She delivered on the mug a couple of months ago, and it is 100% my new favourite thing. So, for the last few weeks, I’ve been trying to get down to the business of making some really, really good handspun for her.
This is one of my few finished yarns for which I actually have photos of the unspun fiber – I used Tanis Fiber Arts’ in Ultraviolet. It’s from her Etsy shop, as (I believe) she no longer carries spinning fiber in her regular colourways.
Is it not the prettiest? My favourite part is, obviously, that it’s blue.
With this fiber, I basically just sat down and spun, from one end to the other. This fiber was incredibly smooth, and didn’t require much predrafting at all. I’ve never worked with superwash merino, and I’m wondering if that’s it? It just didn’t seem as “sticky” as regular wool usually does.
I was going for a finished product somewhere in the worsted weight family, so I tried to do singles that were on the fatter side.
I chain-plied the singles, then gave them a bath in hot water to set the twist.

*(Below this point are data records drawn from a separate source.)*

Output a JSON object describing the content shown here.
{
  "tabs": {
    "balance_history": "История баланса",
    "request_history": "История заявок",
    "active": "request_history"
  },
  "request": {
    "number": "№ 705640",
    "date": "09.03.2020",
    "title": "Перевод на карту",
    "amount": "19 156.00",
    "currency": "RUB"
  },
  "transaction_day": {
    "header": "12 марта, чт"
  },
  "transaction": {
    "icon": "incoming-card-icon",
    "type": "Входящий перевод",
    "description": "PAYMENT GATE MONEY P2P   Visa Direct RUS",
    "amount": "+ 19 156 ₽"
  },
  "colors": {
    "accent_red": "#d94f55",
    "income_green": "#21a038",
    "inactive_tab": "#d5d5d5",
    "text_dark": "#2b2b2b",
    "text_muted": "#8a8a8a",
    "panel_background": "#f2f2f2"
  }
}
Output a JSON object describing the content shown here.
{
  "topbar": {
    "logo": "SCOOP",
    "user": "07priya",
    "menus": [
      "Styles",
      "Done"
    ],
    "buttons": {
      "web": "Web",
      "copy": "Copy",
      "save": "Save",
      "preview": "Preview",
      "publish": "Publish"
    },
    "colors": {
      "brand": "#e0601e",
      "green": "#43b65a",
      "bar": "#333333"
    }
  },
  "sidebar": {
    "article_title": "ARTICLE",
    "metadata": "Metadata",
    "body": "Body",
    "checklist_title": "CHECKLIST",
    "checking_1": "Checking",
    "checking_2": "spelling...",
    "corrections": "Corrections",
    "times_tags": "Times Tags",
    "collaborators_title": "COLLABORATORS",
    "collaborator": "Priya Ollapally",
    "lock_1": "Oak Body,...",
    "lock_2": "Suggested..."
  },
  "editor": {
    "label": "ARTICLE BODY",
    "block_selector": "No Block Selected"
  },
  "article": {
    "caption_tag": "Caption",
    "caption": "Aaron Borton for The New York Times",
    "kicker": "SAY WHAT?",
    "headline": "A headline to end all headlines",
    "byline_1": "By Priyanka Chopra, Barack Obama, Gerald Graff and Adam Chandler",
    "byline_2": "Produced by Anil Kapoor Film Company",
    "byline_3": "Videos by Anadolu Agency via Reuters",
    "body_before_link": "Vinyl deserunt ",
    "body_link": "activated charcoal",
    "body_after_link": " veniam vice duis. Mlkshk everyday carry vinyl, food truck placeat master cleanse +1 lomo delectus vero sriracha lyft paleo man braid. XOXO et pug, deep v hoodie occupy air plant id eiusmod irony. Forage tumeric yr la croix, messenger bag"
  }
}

Overall, I feel pretty good about this yarn. It turned out fairly close to worsted-weight, once it’d been washed – I’d feel comfortable knitting it on 4mm needles or so, which is pretty close to what I wanted.
I also love the colours, quite a lot. They all work really nicely together, and because I spun from end to end, there are some nice long repeats of different shades of blue and violet. I sort of wish I could keep this for myself!
The tree in my apartment is decorated.
The cat is finally satisfied that I’ve paid enough attention to her.
And my yarn is spun.
The fiber is from into the whirled, in the “bird girl” colourway. (Someday, I will remember to take a photo of my unspun fiber before I turn it into yarn, but today is not that day, unfortunately.) It’s 4oz of polwarth, which is my absolute favourite kind of sheep, spun into 212ish meters of worstedish weight yarn.
(I was going for bulky weight, since I planned to knit it into the Capucine hat, but it’s harder than I thought it would be to consistently spin heavy-weight yarn. Most of it is close to a heavy worsted weight, some of it is a bit on the thin side and closer to heavy fingering weight.)
It is a good weekend for some knitting, I think.